(Collected data)
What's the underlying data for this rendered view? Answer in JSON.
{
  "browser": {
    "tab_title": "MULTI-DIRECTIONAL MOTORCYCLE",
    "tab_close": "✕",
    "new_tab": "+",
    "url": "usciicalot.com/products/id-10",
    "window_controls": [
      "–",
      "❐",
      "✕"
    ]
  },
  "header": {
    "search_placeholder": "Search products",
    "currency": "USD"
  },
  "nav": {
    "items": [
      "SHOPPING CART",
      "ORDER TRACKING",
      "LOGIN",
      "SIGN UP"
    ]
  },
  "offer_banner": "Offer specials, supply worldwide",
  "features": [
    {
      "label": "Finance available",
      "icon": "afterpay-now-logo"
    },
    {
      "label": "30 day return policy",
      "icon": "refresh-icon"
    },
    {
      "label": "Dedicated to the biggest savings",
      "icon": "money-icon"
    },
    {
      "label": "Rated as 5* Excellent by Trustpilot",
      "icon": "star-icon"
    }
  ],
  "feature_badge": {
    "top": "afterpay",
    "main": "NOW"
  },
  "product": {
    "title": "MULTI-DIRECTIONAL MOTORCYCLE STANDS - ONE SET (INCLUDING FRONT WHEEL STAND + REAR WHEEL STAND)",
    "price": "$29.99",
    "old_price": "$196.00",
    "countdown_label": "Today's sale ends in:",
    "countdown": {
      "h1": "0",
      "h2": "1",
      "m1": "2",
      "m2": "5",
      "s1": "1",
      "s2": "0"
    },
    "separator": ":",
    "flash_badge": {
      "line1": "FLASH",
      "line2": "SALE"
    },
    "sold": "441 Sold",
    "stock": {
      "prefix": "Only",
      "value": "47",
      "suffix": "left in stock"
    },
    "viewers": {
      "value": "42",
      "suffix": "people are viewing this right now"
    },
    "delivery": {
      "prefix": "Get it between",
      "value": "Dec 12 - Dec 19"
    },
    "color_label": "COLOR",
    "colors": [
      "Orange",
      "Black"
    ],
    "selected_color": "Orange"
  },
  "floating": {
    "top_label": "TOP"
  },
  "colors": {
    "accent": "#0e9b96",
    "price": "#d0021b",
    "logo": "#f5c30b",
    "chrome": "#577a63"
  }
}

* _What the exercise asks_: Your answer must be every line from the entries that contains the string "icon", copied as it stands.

* _Answer to this exercise_:
      "icon": "afterpay-now-logo"
      "icon": "refresh-icon"
      "icon": "money-icon"
      "icon": "star-icon"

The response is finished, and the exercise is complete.